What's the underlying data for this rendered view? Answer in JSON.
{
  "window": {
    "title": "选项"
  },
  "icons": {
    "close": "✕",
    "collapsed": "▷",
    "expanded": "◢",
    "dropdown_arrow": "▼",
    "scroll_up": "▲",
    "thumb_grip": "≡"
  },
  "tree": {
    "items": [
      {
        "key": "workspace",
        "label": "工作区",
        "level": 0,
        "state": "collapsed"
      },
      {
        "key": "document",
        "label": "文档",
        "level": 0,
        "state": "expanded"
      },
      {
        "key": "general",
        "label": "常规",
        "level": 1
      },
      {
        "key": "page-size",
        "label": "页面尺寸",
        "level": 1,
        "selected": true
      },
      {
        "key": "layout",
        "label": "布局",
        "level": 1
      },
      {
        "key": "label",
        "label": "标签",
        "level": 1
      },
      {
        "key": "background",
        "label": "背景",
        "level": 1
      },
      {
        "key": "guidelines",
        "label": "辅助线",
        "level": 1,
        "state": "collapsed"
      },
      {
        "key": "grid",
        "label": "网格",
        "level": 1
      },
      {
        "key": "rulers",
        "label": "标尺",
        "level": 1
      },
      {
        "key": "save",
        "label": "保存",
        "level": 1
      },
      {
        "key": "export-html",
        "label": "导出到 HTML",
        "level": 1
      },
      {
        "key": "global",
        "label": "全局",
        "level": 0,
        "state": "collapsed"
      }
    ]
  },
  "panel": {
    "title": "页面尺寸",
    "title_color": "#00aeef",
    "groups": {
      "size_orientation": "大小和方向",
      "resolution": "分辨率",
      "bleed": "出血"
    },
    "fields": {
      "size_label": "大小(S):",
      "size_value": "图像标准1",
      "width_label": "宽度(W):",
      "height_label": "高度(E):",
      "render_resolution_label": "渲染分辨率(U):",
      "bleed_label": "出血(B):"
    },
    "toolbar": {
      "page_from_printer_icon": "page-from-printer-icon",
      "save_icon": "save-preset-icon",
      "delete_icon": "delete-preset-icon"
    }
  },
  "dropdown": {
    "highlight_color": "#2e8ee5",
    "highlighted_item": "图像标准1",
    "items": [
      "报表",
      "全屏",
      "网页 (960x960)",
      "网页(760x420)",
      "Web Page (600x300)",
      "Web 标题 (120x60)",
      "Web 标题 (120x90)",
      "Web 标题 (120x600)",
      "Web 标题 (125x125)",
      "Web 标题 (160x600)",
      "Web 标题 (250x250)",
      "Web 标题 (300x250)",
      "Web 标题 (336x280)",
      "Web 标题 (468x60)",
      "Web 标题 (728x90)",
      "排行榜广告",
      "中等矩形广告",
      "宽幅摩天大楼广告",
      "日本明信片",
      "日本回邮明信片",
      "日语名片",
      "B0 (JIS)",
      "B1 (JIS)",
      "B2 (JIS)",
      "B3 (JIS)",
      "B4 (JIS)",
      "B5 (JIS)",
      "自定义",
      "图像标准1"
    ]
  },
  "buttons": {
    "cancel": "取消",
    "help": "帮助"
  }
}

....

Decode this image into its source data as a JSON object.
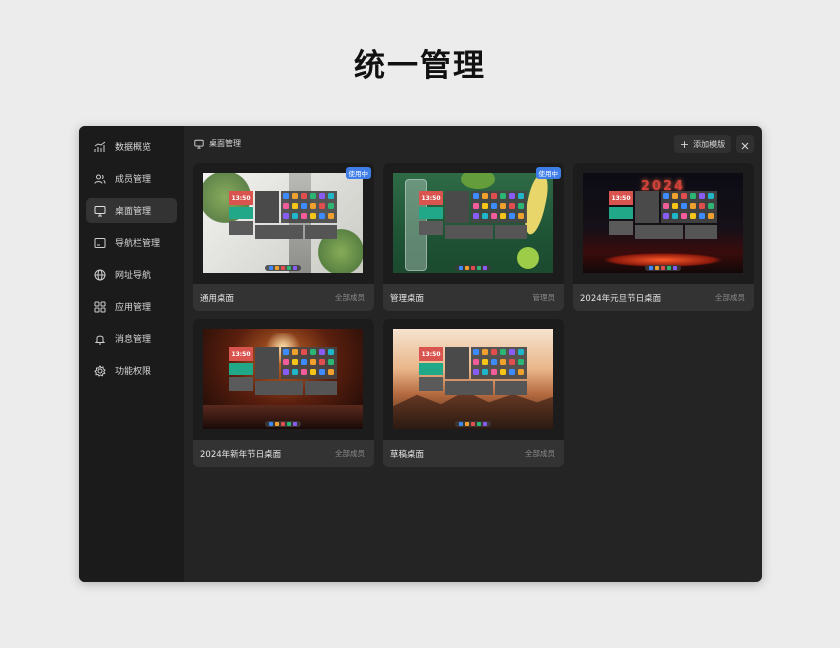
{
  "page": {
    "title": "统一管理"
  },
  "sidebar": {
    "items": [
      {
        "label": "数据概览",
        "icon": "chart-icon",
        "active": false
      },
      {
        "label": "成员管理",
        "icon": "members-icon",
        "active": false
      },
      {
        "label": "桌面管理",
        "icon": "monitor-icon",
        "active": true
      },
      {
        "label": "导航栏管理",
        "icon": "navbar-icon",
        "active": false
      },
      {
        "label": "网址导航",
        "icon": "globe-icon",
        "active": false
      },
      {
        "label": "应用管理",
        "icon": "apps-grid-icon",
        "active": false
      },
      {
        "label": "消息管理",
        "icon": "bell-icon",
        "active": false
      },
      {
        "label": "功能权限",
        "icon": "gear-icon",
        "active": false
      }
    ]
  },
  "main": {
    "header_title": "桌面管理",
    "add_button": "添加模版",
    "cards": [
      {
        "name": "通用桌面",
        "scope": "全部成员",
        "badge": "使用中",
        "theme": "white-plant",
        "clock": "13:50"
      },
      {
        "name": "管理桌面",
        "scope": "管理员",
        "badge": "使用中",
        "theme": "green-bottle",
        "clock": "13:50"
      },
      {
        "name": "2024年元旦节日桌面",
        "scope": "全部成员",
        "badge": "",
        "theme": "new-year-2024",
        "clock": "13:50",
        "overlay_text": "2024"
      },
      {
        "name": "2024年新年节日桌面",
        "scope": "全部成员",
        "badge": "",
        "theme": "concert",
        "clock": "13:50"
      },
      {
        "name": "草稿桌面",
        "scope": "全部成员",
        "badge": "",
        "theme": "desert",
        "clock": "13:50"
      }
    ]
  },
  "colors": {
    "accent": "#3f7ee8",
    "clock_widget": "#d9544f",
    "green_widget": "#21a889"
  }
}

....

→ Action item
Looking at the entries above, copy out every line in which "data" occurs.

→ Response area
What's the underlying data for this rendered view? Answer in JSON.
Decode this image into its source data as a JSON object.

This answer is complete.